◆ **Exercise**:
Quote each record exactly, please, leaving none out.

Entries from a dataset of interfaces:
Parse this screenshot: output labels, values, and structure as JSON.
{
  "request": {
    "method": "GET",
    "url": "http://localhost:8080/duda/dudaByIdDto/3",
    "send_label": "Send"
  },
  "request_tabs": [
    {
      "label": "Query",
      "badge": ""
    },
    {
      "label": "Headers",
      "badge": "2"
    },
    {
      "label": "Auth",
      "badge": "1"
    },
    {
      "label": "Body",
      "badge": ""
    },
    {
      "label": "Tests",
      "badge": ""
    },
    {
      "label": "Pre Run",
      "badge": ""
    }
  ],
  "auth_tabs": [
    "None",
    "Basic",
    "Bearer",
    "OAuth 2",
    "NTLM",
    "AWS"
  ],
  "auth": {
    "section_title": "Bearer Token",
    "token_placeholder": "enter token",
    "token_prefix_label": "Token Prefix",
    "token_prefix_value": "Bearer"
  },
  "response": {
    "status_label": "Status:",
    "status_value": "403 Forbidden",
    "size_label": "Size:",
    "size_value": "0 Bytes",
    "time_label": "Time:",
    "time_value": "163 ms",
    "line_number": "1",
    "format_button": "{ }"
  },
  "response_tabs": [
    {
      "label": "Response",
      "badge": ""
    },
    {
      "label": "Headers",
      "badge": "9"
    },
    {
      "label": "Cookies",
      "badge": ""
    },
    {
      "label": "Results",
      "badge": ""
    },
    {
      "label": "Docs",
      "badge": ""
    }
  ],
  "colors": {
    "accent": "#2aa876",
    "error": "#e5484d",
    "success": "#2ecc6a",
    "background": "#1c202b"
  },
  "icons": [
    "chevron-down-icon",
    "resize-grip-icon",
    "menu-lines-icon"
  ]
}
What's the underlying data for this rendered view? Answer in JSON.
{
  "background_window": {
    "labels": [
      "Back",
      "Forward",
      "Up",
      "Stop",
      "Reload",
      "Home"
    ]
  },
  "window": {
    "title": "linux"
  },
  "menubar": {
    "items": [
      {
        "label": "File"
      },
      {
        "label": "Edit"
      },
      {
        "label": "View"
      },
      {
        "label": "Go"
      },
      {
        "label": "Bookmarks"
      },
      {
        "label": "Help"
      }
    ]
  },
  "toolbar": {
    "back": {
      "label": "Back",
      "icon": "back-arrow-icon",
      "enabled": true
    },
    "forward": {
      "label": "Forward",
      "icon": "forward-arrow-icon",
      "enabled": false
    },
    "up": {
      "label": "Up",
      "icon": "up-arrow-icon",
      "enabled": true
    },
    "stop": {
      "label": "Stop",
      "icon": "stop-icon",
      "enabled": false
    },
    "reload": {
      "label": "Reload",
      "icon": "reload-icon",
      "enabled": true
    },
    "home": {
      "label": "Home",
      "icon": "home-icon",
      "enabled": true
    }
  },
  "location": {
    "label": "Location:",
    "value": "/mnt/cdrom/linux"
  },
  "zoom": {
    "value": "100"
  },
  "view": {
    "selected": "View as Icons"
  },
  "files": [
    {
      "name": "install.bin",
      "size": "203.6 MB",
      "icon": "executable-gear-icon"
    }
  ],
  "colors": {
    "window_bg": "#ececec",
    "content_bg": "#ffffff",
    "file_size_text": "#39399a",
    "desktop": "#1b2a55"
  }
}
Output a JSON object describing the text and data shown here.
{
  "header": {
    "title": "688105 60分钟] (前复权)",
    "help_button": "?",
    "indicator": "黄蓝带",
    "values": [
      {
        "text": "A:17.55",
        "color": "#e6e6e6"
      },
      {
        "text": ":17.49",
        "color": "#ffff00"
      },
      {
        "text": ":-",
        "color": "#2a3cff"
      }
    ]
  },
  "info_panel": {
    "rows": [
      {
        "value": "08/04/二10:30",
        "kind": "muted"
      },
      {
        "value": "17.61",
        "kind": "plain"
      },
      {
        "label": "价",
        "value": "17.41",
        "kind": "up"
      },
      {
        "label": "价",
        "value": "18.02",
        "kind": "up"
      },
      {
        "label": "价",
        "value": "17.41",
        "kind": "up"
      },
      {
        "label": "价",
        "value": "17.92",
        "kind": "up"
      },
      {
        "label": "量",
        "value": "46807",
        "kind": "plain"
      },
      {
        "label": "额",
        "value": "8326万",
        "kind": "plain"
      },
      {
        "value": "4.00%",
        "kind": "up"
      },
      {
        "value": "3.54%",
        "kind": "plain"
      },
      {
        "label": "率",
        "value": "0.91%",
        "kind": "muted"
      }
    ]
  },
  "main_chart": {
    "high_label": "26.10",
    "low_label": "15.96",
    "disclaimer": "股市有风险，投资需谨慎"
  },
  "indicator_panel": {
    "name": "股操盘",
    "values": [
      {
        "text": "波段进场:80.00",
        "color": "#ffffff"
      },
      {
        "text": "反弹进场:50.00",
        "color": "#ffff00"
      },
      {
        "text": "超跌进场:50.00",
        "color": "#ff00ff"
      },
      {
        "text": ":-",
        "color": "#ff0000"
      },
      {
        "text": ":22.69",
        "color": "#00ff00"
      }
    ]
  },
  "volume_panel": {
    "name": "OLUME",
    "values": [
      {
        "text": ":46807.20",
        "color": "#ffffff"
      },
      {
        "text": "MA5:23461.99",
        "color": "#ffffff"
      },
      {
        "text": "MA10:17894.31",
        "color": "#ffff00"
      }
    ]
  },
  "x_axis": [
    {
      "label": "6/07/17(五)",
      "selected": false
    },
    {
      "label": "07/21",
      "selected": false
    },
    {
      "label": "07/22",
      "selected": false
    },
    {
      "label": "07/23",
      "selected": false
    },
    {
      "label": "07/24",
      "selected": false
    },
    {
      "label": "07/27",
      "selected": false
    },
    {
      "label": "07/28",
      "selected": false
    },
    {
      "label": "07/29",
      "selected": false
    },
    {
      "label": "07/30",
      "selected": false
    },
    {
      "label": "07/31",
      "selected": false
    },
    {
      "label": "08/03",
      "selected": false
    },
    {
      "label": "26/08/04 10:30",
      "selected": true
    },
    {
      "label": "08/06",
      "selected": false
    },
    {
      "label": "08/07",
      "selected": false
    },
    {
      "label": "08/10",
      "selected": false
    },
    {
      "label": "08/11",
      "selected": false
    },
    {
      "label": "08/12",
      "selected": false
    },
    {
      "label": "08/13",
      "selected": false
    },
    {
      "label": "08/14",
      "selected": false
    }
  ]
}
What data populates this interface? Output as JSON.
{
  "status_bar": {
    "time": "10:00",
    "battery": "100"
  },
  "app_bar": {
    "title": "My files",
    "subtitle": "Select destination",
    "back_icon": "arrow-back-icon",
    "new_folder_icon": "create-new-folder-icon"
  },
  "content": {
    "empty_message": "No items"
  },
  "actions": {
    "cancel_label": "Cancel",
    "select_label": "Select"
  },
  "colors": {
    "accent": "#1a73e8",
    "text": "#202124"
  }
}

◆ **Problem solution**:
Parse this screenshot: output labels, values, and structure as JSON.
{
  "request": {
    "method": "GET",
    "url": "http://localhost:8080/duda/dudaByIdDto/3",
    "send_label": "Send"
  },
  "request_tabs": [
    {
      "label": "Query",
      "badge": ""
    },
    {
      "label": "Headers",
      "badge": "2"
    },
    {
      "label": "Auth",
      "badge": "1"
    },
    {
      "label": "Body",
      "badge": ""
    },
    {
      "label": "Tests",
      "badge": ""
    },
    {
      "label": "Pre Run",
      "badge": ""
    }
  ],
  "auth_tabs": [
    "None",
    "Basic",
    "Bearer",
    "OAuth 2",
    "NTLM",
    "AWS"
  ],
  "auth": {
    "section_title": "Bearer Token",
    "token_placeholder": "enter token",
    "token_prefix_label": "Token Prefix",
    "token_prefix_value": "Bearer"
  },
  "response": {
    "status_label": "Status:",
    "status_value": "403 Forbidden",
    "size_label": "Size:",
    "size_value": "0 Bytes",
    "time_label": "Time:",
    "time_value": "163 ms",
    "line_number": "1",
    "format_button": "{ }"
  },
  "response_tabs": [
    {
      "label": "Response",
      "badge": ""
    },
    {
      "label": "Headers",
      "badge": "9"
    },
    {
      "label": "Cookies",
      "badge": ""
    },
    {
      "label": "Results",
      "badge": ""
    },
    {
      "label": "Docs",
      "badge": ""
    }
  ],
  "colors": {
    "accent": "#2aa876",
    "error": "#e5484d",
    "success": "#2ecc6a",
    "background": "#1c202b"
  },
  "icons": [
    "chevron-down-icon",
    "resize-grip-icon",
    "menu-lines-icon"
  ]
}
What's the underlying data for this rendered view? Answer in JSON.
{
  "background_window": {
    "labels": [
      "Back",
      "Forward",
      "Up",
      "Stop",
      "Reload",
      "Home"
    ]
  },
  "window": {
    "title": "linux"
  },
  "menubar": {
    "items": [
      {
        "label": "File"
      },
      {
        "label": "Edit"
      },
      {
        "label": "View"
      },
      {
        "label": "Go"
      },
      {
        "label": "Bookmarks"
      },
      {
        "label": "Help"
      }
    ]
  },
  "toolbar": {
    "back": {
      "label": "Back",
      "icon": "back-arrow-icon",
      "enabled": true
    },
    "forward": {
      "label": "Forward",
      "icon": "forward-arrow-icon",
      "enabled": false
    },
    "up": {
      "label": "Up",
      "icon": "up-arrow-icon",
      "enabled": true
    },
    "stop": {
      "label": "Stop",
      "icon": "stop-icon",
      "enabled": false
    },
    "reload": {
      "label": "Reload",
      "icon": "reload-icon",
      "enabled": true
    },
    "home": {
      "label": "Home",
      "icon": "home-icon",
      "enabled": true
    }
  },
  "location": {
    "label": "Location:",
    "value": "/mnt/cdrom/linux"
  },
  "zoom": {
    "value": "100"
  },
  "view": {
    "selected": "View as Icons"
  },
  "files": [
    {
      "name": "install.bin",
      "size": "203.6 MB",
      "icon": "executable-gear-icon"
    }
  ],
  "colors": {
    "window_bg": "#ececec",
    "content_bg": "#ffffff",
    "file_size_text": "#39399a",
    "desktop": "#1b2a55"
  }
}
Output a JSON object describing the text and data shown here.
{
  "header": {
    "title": "688105 60分钟] (前复权)",
    "help_button": "?",
    "indicator": "黄蓝带",
    "values": [
      {
        "text": "A:17.55",
        "color": "#e6e6e6"
      },
      {
        "text": ":17.49",
        "color": "#ffff00"
      },
      {
        "text": ":-",
        "color": "#2a3cff"
      }
    ]
  },
  "info_panel": {
    "rows": [
      {
        "value": "08/04/二10:30",
        "kind": "muted"
      },
      {
        "value": "17.61",
        "kind": "plain"
      },
      {
        "label": "价",
        "value": "17.41",
        "kind": "up"
      },
      {
        "label": "价",
        "value": "18.02",
        "kind": "up"
      },
      {
        "label": "价",
        "value": "17.41",
        "kind": "up"
      },
      {
        "label": "价",
        "value": "17.92",
        "kind": "up"
      },
      {
        "label": "量",
        "value": "46807",
        "kind": "plain"
      },
      {
        "label": "额",
        "value": "8326万",
        "kind": "plain"
      },
      {
        "value": "4.00%",
        "kind": "up"
      },
      {
        "value": "3.54%",
        "kind": "plain"
      },
      {
        "label": "率",
        "value": "0.91%",
        "kind": "muted"
      }
    ]
  },
  "main_chart": {
    "high_label": "26.10",
    "low_label": "15.96",
    "disclaimer": "股市有风险，投资需谨慎"
  },
  "indicator_panel": {
    "name": "股操盘",
    "values": [
      {
        "text": "波段进场:80.00",
        "color": "#ffffff"
      },
      {
        "text": "反弹进场:50.00",
        "color": "#ffff00"
      },
      {
        "text": "超跌进场:50.00",
        "color": "#ff00ff"
      },
      {
        "text": ":-",
        "color": "#ff0000"
      },
      {
        "text": ":22.69",
        "color": "#00ff00"
      }
    ]
  },
  "volume_panel": {
    "name": "OLUME",
    "values": [
      {
        "text": ":46807.20",
        "color": "#ffffff"
      },
      {
        "text": "MA5:23461.99",
        "color": "#ffffff"
      },
      {
        "text": "MA10:17894.31",
        "color": "#ffff00"
      }
    ]
  },
  "x_axis": [
    {
      "label": "6/07/17(五)",
      "selected": false
    },
    {
      "label": "07/21",
      "selected": false
    },
    {
      "label": "07/22",
      "selected": false
    },
    {
      "label": "07/23",
      "selected": false
    },
    {
      "label": "07/24",
      "selected": false
    },
    {
      "label": "07/27",
      "selected": false
    },
    {
      "label": "07/28",
      "selected": false
    },
    {
      "label": "07/29",
      "selected": false
    },
    {
      "label": "07/30",
      "selected": false
    },
    {
      "label": "07/31",
      "selected": false
    },
    {
      "label": "08/03",
      "selected": false
    },
    {
      "label": "26/08/04 10:30",
      "selected": true
    },
    {
      "label": "08/06",
      "selected": false
    },
    {
      "label": "08/07",
      "selected": false
    },
    {
      "label": "08/10",
      "selected": false
    },
    {
      "label": "08/11",
      "selected": false
    },
    {
      "label": "08/12",
      "selected": false
    },
    {
      "label": "08/13",
      "selected": false
    },
    {
      "label": "08/14",
      "selected": false
    }
  ]
}
What data populates this interface? Output as JSON.
{
  "status_bar": {
    "time": "10:00",
    "battery": "100"
  },
  "app_bar": {
    "title": "My files",
    "subtitle": "Select destination",
    "back_icon": "arrow-back-icon",
    "new_folder_icon": "create-new-folder-icon"
  },
  "content": {
    "empty_message": "No items"
  },
  "actions": {
    "cancel_label": "Cancel",
    "select_label": "Select"
  },
  "colors": {
    "accent": "#1a73e8",
    "text": "#202124"
  }
}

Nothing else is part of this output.